Work order: Which of the lines in the data mention the string "Thermal"? List them all.

======== Task input ========

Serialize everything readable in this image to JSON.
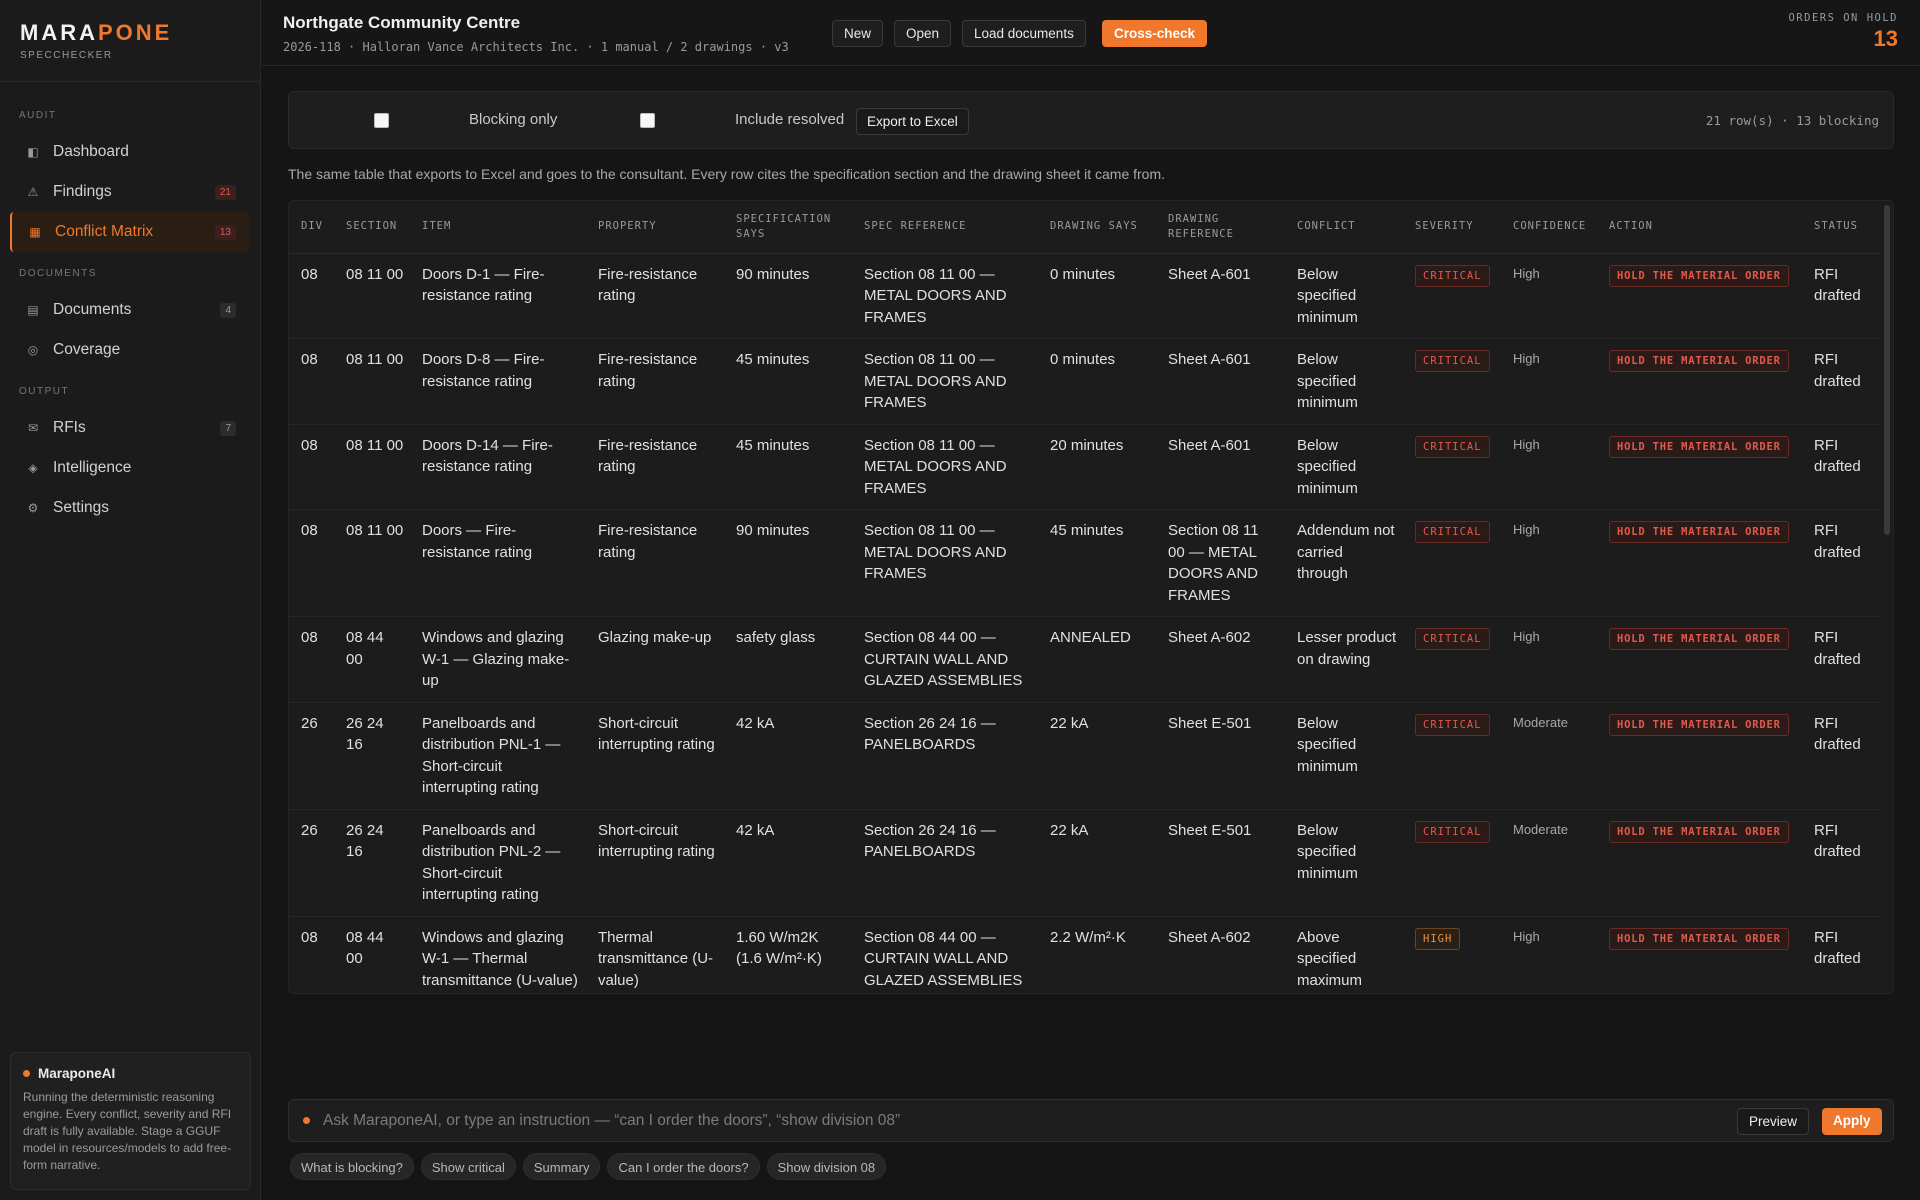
{
  "brand": {
    "name_main": "MARA",
    "name_accent": "PONE",
    "subtitle": "SPECCHECKER"
  },
  "sidebar": {
    "sections": [
      {
        "label": "AUDIT",
        "items": [
          {
            "label": "Dashboard",
            "icon": "dashboard-icon",
            "badge": ""
          },
          {
            "label": "Findings",
            "icon": "warning-icon",
            "badge": "21"
          },
          {
            "label": "Conflict Matrix",
            "icon": "grid-icon",
            "badge": "13",
            "active": true
          }
        ]
      },
      {
        "label": "DOCUMENTS",
        "items": [
          {
            "label": "Documents",
            "icon": "document-icon",
            "badge": "4"
          },
          {
            "label": "Coverage",
            "icon": "coverage-icon",
            "badge": ""
          }
        ]
      },
      {
        "label": "OUTPUT",
        "items": [
          {
            "label": "RFIs",
            "icon": "mail-icon",
            "badge": "7"
          },
          {
            "label": "Intelligence",
            "icon": "diamond-icon",
            "badge": ""
          },
          {
            "label": "Settings",
            "icon": "gear-icon",
            "badge": ""
          }
        ]
      }
    ],
    "ai_card": {
      "title": "MaraponeAI",
      "text": "Running the deterministic reasoning engine. Every conflict, severity and RFI draft is fully available. Stage a GGUF model in resources/models to add free-form narrative."
    }
  },
  "header": {
    "title": "Northgate Community Centre",
    "meta": "2026-118 · Halloran Vance Architects Inc. · 1 manual / 2 drawings · v3",
    "buttons": {
      "new": "New",
      "open": "Open",
      "load": "Load documents",
      "crosscheck": "Cross-check"
    },
    "orders_label": "ORDERS ON HOLD",
    "orders_count": "13"
  },
  "filters": {
    "blocking_only": "Blocking only",
    "include_resolved": "Include resolved",
    "export": "Export to Excel",
    "row_count": "21 row(s) · 13 blocking"
  },
  "description": "The same table that exports to Excel and goes to the consultant. Every row cites the specification section and the drawing sheet it came from.",
  "table": {
    "columns": [
      "DIV",
      "SECTION",
      "ITEM",
      "PROPERTY",
      "SPECIFICATION SAYS",
      "SPEC REFERENCE",
      "DRAWING SAYS",
      "DRAWING REFERENCE",
      "CONFLICT",
      "SEVERITY",
      "CONFIDENCE",
      "ACTION",
      "STATUS"
    ],
    "rows": [
      {
        "div": "08",
        "section": "08 11 00",
        "item": "Doors D-1 — Fire-resistance rating",
        "property": "Fire-resistance rating",
        "spec_says": "90 minutes",
        "spec_ref": "Section 08 11 00 — METAL DOORS AND FRAMES",
        "drawing_says": "0 minutes",
        "drawing_ref": "Sheet A-601",
        "conflict": "Below specified minimum",
        "severity": "CRITICAL",
        "confidence": "High",
        "action": "HOLD THE MATERIAL ORDER",
        "status": "RFI drafted"
      },
      {
        "div": "08",
        "section": "08 11 00",
        "item": "Doors D-8 — Fire-resistance rating",
        "property": "Fire-resistance rating",
        "spec_says": "45 minutes",
        "spec_ref": "Section 08 11 00 — METAL DOORS AND FRAMES",
        "drawing_says": "0 minutes",
        "drawing_ref": "Sheet A-601",
        "conflict": "Below specified minimum",
        "severity": "CRITICAL",
        "confidence": "High",
        "action": "HOLD THE MATERIAL ORDER",
        "status": "RFI drafted"
      },
      {
        "div": "08",
        "section": "08 11 00",
        "item": "Doors D-14 — Fire-resistance rating",
        "property": "Fire-resistance rating",
        "spec_says": "45 minutes",
        "spec_ref": "Section 08 11 00 — METAL DOORS AND FRAMES",
        "drawing_says": "20 minutes",
        "drawing_ref": "Sheet A-601",
        "conflict": "Below specified minimum",
        "severity": "CRITICAL",
        "confidence": "High",
        "action": "HOLD THE MATERIAL ORDER",
        "status": "RFI drafted"
      },
      {
        "div": "08",
        "section": "08 11 00",
        "item": "Doors — Fire-resistance rating",
        "property": "Fire-resistance rating",
        "spec_says": "90 minutes",
        "spec_ref": "Section 08 11 00 — METAL DOORS AND FRAMES",
        "drawing_says": "45 minutes",
        "drawing_ref": "Section 08 11 00 — METAL DOORS AND FRAMES",
        "conflict": "Addendum not carried through",
        "severity": "CRITICAL",
        "confidence": "High",
        "action": "HOLD THE MATERIAL ORDER",
        "status": "RFI drafted"
      },
      {
        "div": "08",
        "section": "08 44 00",
        "item": "Windows and glazing W-1 — Glazing make-up",
        "property": "Glazing make-up",
        "spec_says": "safety glass",
        "spec_ref": "Section 08 44 00 — CURTAIN WALL AND GLAZED ASSEMBLIES",
        "drawing_says": "ANNEALED",
        "drawing_ref": "Sheet A-602",
        "conflict": "Lesser product on drawing",
        "severity": "CRITICAL",
        "confidence": "High",
        "action": "HOLD THE MATERIAL ORDER",
        "status": "RFI drafted"
      },
      {
        "div": "26",
        "section": "26 24 16",
        "item": "Panelboards and distribution PNL-1 — Short-circuit interrupting rating",
        "property": "Short-circuit interrupting rating",
        "spec_says": "42 kA",
        "spec_ref": "Section 26 24 16 — PANELBOARDS",
        "drawing_says": "22 kA",
        "drawing_ref": "Sheet E-501",
        "conflict": "Below specified minimum",
        "severity": "CRITICAL",
        "confidence": "Moderate",
        "action": "HOLD THE MATERIAL ORDER",
        "status": "RFI drafted"
      },
      {
        "div": "26",
        "section": "26 24 16",
        "item": "Panelboards and distribution PNL-2 — Short-circuit interrupting rating",
        "property": "Short-circuit interrupting rating",
        "spec_says": "42 kA",
        "spec_ref": "Section 26 24 16 — PANELBOARDS",
        "drawing_says": "22 kA",
        "drawing_ref": "Sheet E-501",
        "conflict": "Below specified minimum",
        "severity": "CRITICAL",
        "confidence": "Moderate",
        "action": "HOLD THE MATERIAL ORDER",
        "status": "RFI drafted"
      },
      {
        "div": "08",
        "section": "08 44 00",
        "item": "Windows and glazing W-1 — Thermal transmittance (U-value)",
        "property": "Thermal transmittance (U-value)",
        "spec_says": "1.60 W/m2K (1.6 W/m²·K)",
        "spec_ref": "Section 08 44 00 — CURTAIN WALL AND GLAZED ASSEMBLIES",
        "drawing_says": "2.2 W/m²·K",
        "drawing_ref": "Sheet A-602",
        "conflict": "Above specified maximum",
        "severity": "HIGH",
        "confidence": "High",
        "action": "HOLD THE MATERIAL ORDER",
        "status": "RFI drafted"
      }
    ]
  },
  "ask": {
    "placeholder": "Ask MaraponeAI, or type an instruction — “can I order the doors”, “show division 08”",
    "preview": "Preview",
    "apply": "Apply",
    "chips": [
      "What is blocking?",
      "Show critical",
      "Summary",
      "Can I order the doors?",
      "Show division 08"
    ]
  },
  "colors": {
    "accent": "#f0782c",
    "critical": "#e05a4d",
    "high": "#e8923c"
  }
}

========

Completed task:
        "item": "Windows and glazing W-1 — Thermal transmittance (U-value)",
        "property": "Thermal transmittance (U-value)",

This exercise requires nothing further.